(Stored items)

########################################

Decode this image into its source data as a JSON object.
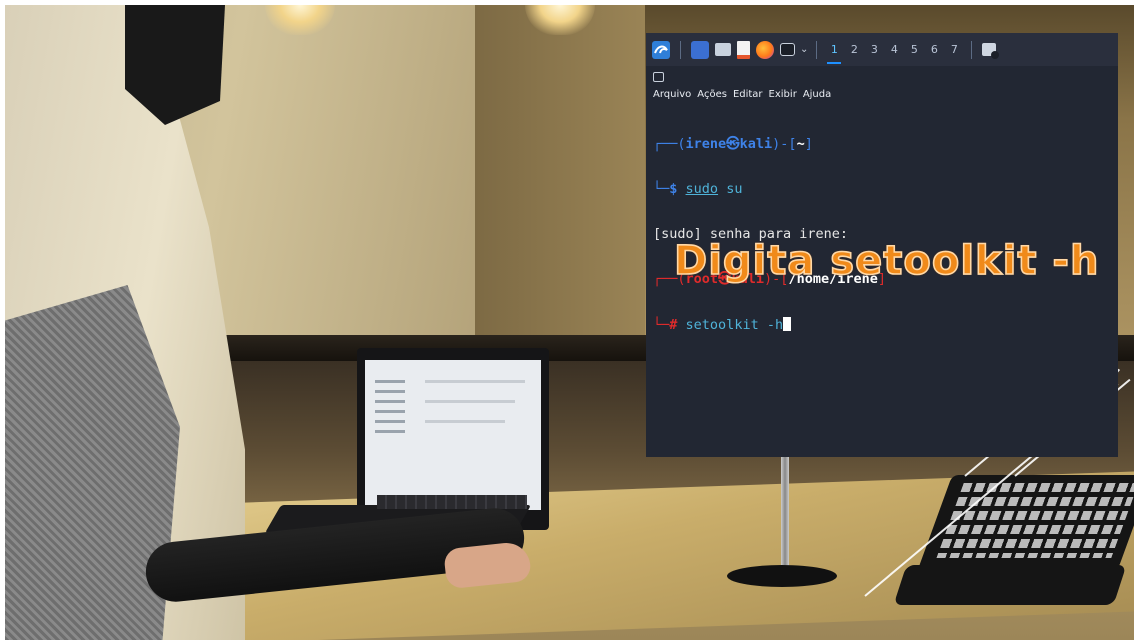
{
  "terminal": {
    "taskbar": {
      "icons": [
        "kali-menu-icon",
        "desktop-icon",
        "file-manager-icon",
        "text-editor-icon",
        "firefox-icon",
        "terminal-icon"
      ],
      "workspaces": [
        "1",
        "2",
        "3",
        "4",
        "5",
        "6",
        "7"
      ],
      "active_workspace": "1"
    },
    "menu": {
      "arquivo": "Arquivo",
      "acoes": "Ações",
      "editar": "Editar",
      "exibir": "Exibir",
      "ajuda": "Ajuda"
    },
    "session": {
      "user": "irene",
      "host": "kali",
      "at_symbol": "㉿",
      "home_dir": "~",
      "prompt_symbol": "$",
      "command1_sudo": "sudo",
      "command1_rest": " su",
      "sudo_prompt": "[sudo] senha para irene:",
      "root_user": "root",
      "root_dir": "/home/irene",
      "root_prompt_symbol": "#",
      "command2": "setoolkit -h"
    },
    "caption": "Digita setoolkit -h"
  },
  "colors": {
    "terminal_bg": "#222733",
    "prompt_blue": "#3e82e8",
    "root_red": "#e02b2b",
    "command_cyan": "#4fb3d9",
    "caption_orange": "#f08a1a"
  }
}
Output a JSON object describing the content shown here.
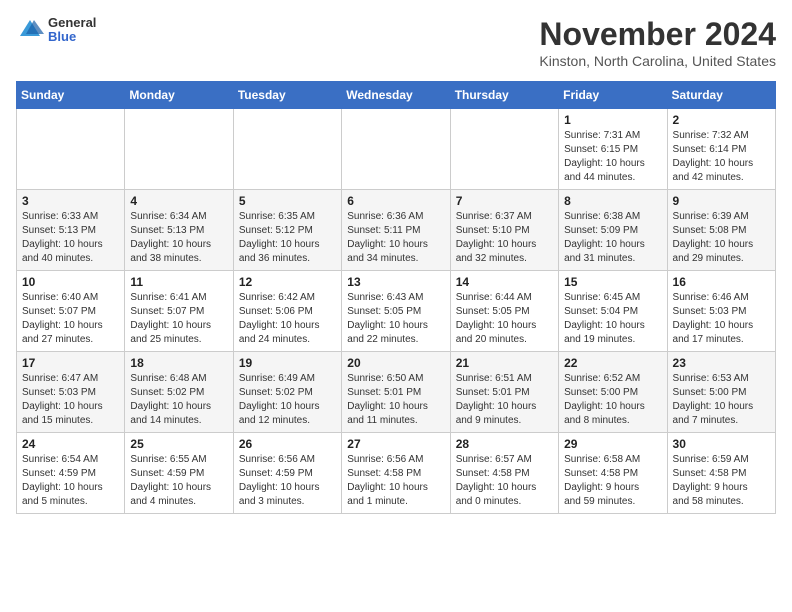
{
  "header": {
    "logo_general": "General",
    "logo_blue": "Blue",
    "title": "November 2024",
    "location": "Kinston, North Carolina, United States"
  },
  "days_of_week": [
    "Sunday",
    "Monday",
    "Tuesday",
    "Wednesday",
    "Thursday",
    "Friday",
    "Saturday"
  ],
  "weeks": [
    [
      {
        "day": "",
        "info": ""
      },
      {
        "day": "",
        "info": ""
      },
      {
        "day": "",
        "info": ""
      },
      {
        "day": "",
        "info": ""
      },
      {
        "day": "",
        "info": ""
      },
      {
        "day": "1",
        "info": "Sunrise: 7:31 AM\nSunset: 6:15 PM\nDaylight: 10 hours\nand 44 minutes."
      },
      {
        "day": "2",
        "info": "Sunrise: 7:32 AM\nSunset: 6:14 PM\nDaylight: 10 hours\nand 42 minutes."
      }
    ],
    [
      {
        "day": "3",
        "info": "Sunrise: 6:33 AM\nSunset: 5:13 PM\nDaylight: 10 hours\nand 40 minutes."
      },
      {
        "day": "4",
        "info": "Sunrise: 6:34 AM\nSunset: 5:13 PM\nDaylight: 10 hours\nand 38 minutes."
      },
      {
        "day": "5",
        "info": "Sunrise: 6:35 AM\nSunset: 5:12 PM\nDaylight: 10 hours\nand 36 minutes."
      },
      {
        "day": "6",
        "info": "Sunrise: 6:36 AM\nSunset: 5:11 PM\nDaylight: 10 hours\nand 34 minutes."
      },
      {
        "day": "7",
        "info": "Sunrise: 6:37 AM\nSunset: 5:10 PM\nDaylight: 10 hours\nand 32 minutes."
      },
      {
        "day": "8",
        "info": "Sunrise: 6:38 AM\nSunset: 5:09 PM\nDaylight: 10 hours\nand 31 minutes."
      },
      {
        "day": "9",
        "info": "Sunrise: 6:39 AM\nSunset: 5:08 PM\nDaylight: 10 hours\nand 29 minutes."
      }
    ],
    [
      {
        "day": "10",
        "info": "Sunrise: 6:40 AM\nSunset: 5:07 PM\nDaylight: 10 hours\nand 27 minutes."
      },
      {
        "day": "11",
        "info": "Sunrise: 6:41 AM\nSunset: 5:07 PM\nDaylight: 10 hours\nand 25 minutes."
      },
      {
        "day": "12",
        "info": "Sunrise: 6:42 AM\nSunset: 5:06 PM\nDaylight: 10 hours\nand 24 minutes."
      },
      {
        "day": "13",
        "info": "Sunrise: 6:43 AM\nSunset: 5:05 PM\nDaylight: 10 hours\nand 22 minutes."
      },
      {
        "day": "14",
        "info": "Sunrise: 6:44 AM\nSunset: 5:05 PM\nDaylight: 10 hours\nand 20 minutes."
      },
      {
        "day": "15",
        "info": "Sunrise: 6:45 AM\nSunset: 5:04 PM\nDaylight: 10 hours\nand 19 minutes."
      },
      {
        "day": "16",
        "info": "Sunrise: 6:46 AM\nSunset: 5:03 PM\nDaylight: 10 hours\nand 17 minutes."
      }
    ],
    [
      {
        "day": "17",
        "info": "Sunrise: 6:47 AM\nSunset: 5:03 PM\nDaylight: 10 hours\nand 15 minutes."
      },
      {
        "day": "18",
        "info": "Sunrise: 6:48 AM\nSunset: 5:02 PM\nDaylight: 10 hours\nand 14 minutes."
      },
      {
        "day": "19",
        "info": "Sunrise: 6:49 AM\nSunset: 5:02 PM\nDaylight: 10 hours\nand 12 minutes."
      },
      {
        "day": "20",
        "info": "Sunrise: 6:50 AM\nSunset: 5:01 PM\nDaylight: 10 hours\nand 11 minutes."
      },
      {
        "day": "21",
        "info": "Sunrise: 6:51 AM\nSunset: 5:01 PM\nDaylight: 10 hours\nand 9 minutes."
      },
      {
        "day": "22",
        "info": "Sunrise: 6:52 AM\nSunset: 5:00 PM\nDaylight: 10 hours\nand 8 minutes."
      },
      {
        "day": "23",
        "info": "Sunrise: 6:53 AM\nSunset: 5:00 PM\nDaylight: 10 hours\nand 7 minutes."
      }
    ],
    [
      {
        "day": "24",
        "info": "Sunrise: 6:54 AM\nSunset: 4:59 PM\nDaylight: 10 hours\nand 5 minutes."
      },
      {
        "day": "25",
        "info": "Sunrise: 6:55 AM\nSunset: 4:59 PM\nDaylight: 10 hours\nand 4 minutes."
      },
      {
        "day": "26",
        "info": "Sunrise: 6:56 AM\nSunset: 4:59 PM\nDaylight: 10 hours\nand 3 minutes."
      },
      {
        "day": "27",
        "info": "Sunrise: 6:56 AM\nSunset: 4:58 PM\nDaylight: 10 hours\nand 1 minute."
      },
      {
        "day": "28",
        "info": "Sunrise: 6:57 AM\nSunset: 4:58 PM\nDaylight: 10 hours\nand 0 minutes."
      },
      {
        "day": "29",
        "info": "Sunrise: 6:58 AM\nSunset: 4:58 PM\nDaylight: 9 hours\nand 59 minutes."
      },
      {
        "day": "30",
        "info": "Sunrise: 6:59 AM\nSunset: 4:58 PM\nDaylight: 9 hours\nand 58 minutes."
      }
    ]
  ]
}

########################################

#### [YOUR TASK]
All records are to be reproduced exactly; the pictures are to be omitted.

#### [ANSWER TO THE EXERCISE]
Decode this image into its source data as a JSON object.
{
  "terminal": {
    "taskbar": {
      "icons": [
        "kali-menu-icon",
        "desktop-icon",
        "file-manager-icon",
        "text-editor-icon",
        "firefox-icon",
        "terminal-icon"
      ],
      "workspaces": [
        "1",
        "2",
        "3",
        "4",
        "5",
        "6",
        "7"
      ],
      "active_workspace": "1"
    },
    "menu": {
      "arquivo": "Arquivo",
      "acoes": "Ações",
      "editar": "Editar",
      "exibir": "Exibir",
      "ajuda": "Ajuda"
    },
    "session": {
      "user": "irene",
      "host": "kali",
      "at_symbol": "㉿",
      "home_dir": "~",
      "prompt_symbol": "$",
      "command1_sudo": "sudo",
      "command1_rest": " su",
      "sudo_prompt": "[sudo] senha para irene:",
      "root_user": "root",
      "root_dir": "/home/irene",
      "root_prompt_symbol": "#",
      "command2": "setoolkit -h"
    },
    "caption": "Digita setoolkit -h"
  },
  "colors": {
    "terminal_bg": "#222733",
    "prompt_blue": "#3e82e8",
    "root_red": "#e02b2b",
    "command_cyan": "#4fb3d9",
    "caption_orange": "#f08a1a"
  }
}
Output a JSON object describing the content shown here.
{
  "header": {
    "logo_general": "General",
    "logo_blue": "Blue",
    "title": "November 2024",
    "location": "Kinston, North Carolina, United States"
  },
  "days_of_week": [
    "Sunday",
    "Monday",
    "Tuesday",
    "Wednesday",
    "Thursday",
    "Friday",
    "Saturday"
  ],
  "weeks": [
    [
      {
        "day": "",
        "info": ""
      },
      {
        "day": "",
        "info": ""
      },
      {
        "day": "",
        "info": ""
      },
      {
        "day": "",
        "info": ""
      },
      {
        "day": "",
        "info": ""
      },
      {
        "day": "1",
        "info": "Sunrise: 7:31 AM\nSunset: 6:15 PM\nDaylight: 10 hours\nand 44 minutes."
      },
      {
        "day": "2",
        "info": "Sunrise: 7:32 AM\nSunset: 6:14 PM\nDaylight: 10 hours\nand 42 minutes."
      }
    ],
    [
      {
        "day": "3",
        "info": "Sunrise: 6:33 AM\nSunset: 5:13 PM\nDaylight: 10 hours\nand 40 minutes."
      },
      {
        "day": "4",
        "info": "Sunrise: 6:34 AM\nSunset: 5:13 PM\nDaylight: 10 hours\nand 38 minutes."
      },
      {
        "day": "5",
        "info": "Sunrise: 6:35 AM\nSunset: 5:12 PM\nDaylight: 10 hours\nand 36 minutes."
      },
      {
        "day": "6",
        "info": "Sunrise: 6:36 AM\nSunset: 5:11 PM\nDaylight: 10 hours\nand 34 minutes."
      },
      {
        "day": "7",
        "info": "Sunrise: 6:37 AM\nSunset: 5:10 PM\nDaylight: 10 hours\nand 32 minutes."
      },
      {
        "day": "8",
        "info": "Sunrise: 6:38 AM\nSunset: 5:09 PM\nDaylight: 10 hours\nand 31 minutes."
      },
      {
        "day": "9",
        "info": "Sunrise: 6:39 AM\nSunset: 5:08 PM\nDaylight: 10 hours\nand 29 minutes."
      }
    ],
    [
      {
        "day": "10",
        "info": "Sunrise: 6:40 AM\nSunset: 5:07 PM\nDaylight: 10 hours\nand 27 minutes."
      },
      {
        "day": "11",
        "info": "Sunrise: 6:41 AM\nSunset: 5:07 PM\nDaylight: 10 hours\nand 25 minutes."
      },
      {
        "day": "12",
        "info": "Sunrise: 6:42 AM\nSunset: 5:06 PM\nDaylight: 10 hours\nand 24 minutes."
      },
      {
        "day": "13",
        "info": "Sunrise: 6:43 AM\nSunset: 5:05 PM\nDaylight: 10 hours\nand 22 minutes."
      },
      {
        "day": "14",
        "info": "Sunrise: 6:44 AM\nSunset: 5:05 PM\nDaylight: 10 hours\nand 20 minutes."
      },
      {
        "day": "15",
        "info": "Sunrise: 6:45 AM\nSunset: 5:04 PM\nDaylight: 10 hours\nand 19 minutes."
      },
      {
        "day": "16",
        "info": "Sunrise: 6:46 AM\nSunset: 5:03 PM\nDaylight: 10 hours\nand 17 minutes."
      }
    ],
    [
      {
        "day": "17",
        "info": "Sunrise: 6:47 AM\nSunset: 5:03 PM\nDaylight: 10 hours\nand 15 minutes."
      },
      {
        "day": "18",
        "info": "Sunrise: 6:48 AM\nSunset: 5:02 PM\nDaylight: 10 hours\nand 14 minutes."
      },
      {
        "day": "19",
        "info": "Sunrise: 6:49 AM\nSunset: 5:02 PM\nDaylight: 10 hours\nand 12 minutes."
      },
      {
        "day": "20",
        "info": "Sunrise: 6:50 AM\nSunset: 5:01 PM\nDaylight: 10 hours\nand 11 minutes."
      },
      {
        "day": "21",
        "info": "Sunrise: 6:51 AM\nSunset: 5:01 PM\nDaylight: 10 hours\nand 9 minutes."
      },
      {
        "day": "22",
        "info": "Sunrise: 6:52 AM\nSunset: 5:00 PM\nDaylight: 10 hours\nand 8 minutes."
      },
      {
        "day": "23",
        "info": "Sunrise: 6:53 AM\nSunset: 5:00 PM\nDaylight: 10 hours\nand 7 minutes."
      }
    ],
    [
      {
        "day": "24",
        "info": "Sunrise: 6:54 AM\nSunset: 4:59 PM\nDaylight: 10 hours\nand 5 minutes."
      },
      {
        "day": "25",
        "info": "Sunrise: 6:55 AM\nSunset: 4:59 PM\nDaylight: 10 hours\nand 4 minutes."
      },
      {
        "day": "26",
        "info": "Sunrise: 6:56 AM\nSunset: 4:59 PM\nDaylight: 10 hours\nand 3 minutes."
      },
      {
        "day": "27",
        "info": "Sunrise: 6:56 AM\nSunset: 4:58 PM\nDaylight: 10 hours\nand 1 minute."
      },
      {
        "day": "28",
        "info": "Sunrise: 6:57 AM\nSunset: 4:58 PM\nDaylight: 10 hours\nand 0 minutes."
      },
      {
        "day": "29",
        "info": "Sunrise: 6:58 AM\nSunset: 4:58 PM\nDaylight: 9 hours\nand 59 minutes."
      },
      {
        "day": "30",
        "info": "Sunrise: 6:59 AM\nSunset: 4:58 PM\nDaylight: 9 hours\nand 58 minutes."
      }
    ]
  ]
}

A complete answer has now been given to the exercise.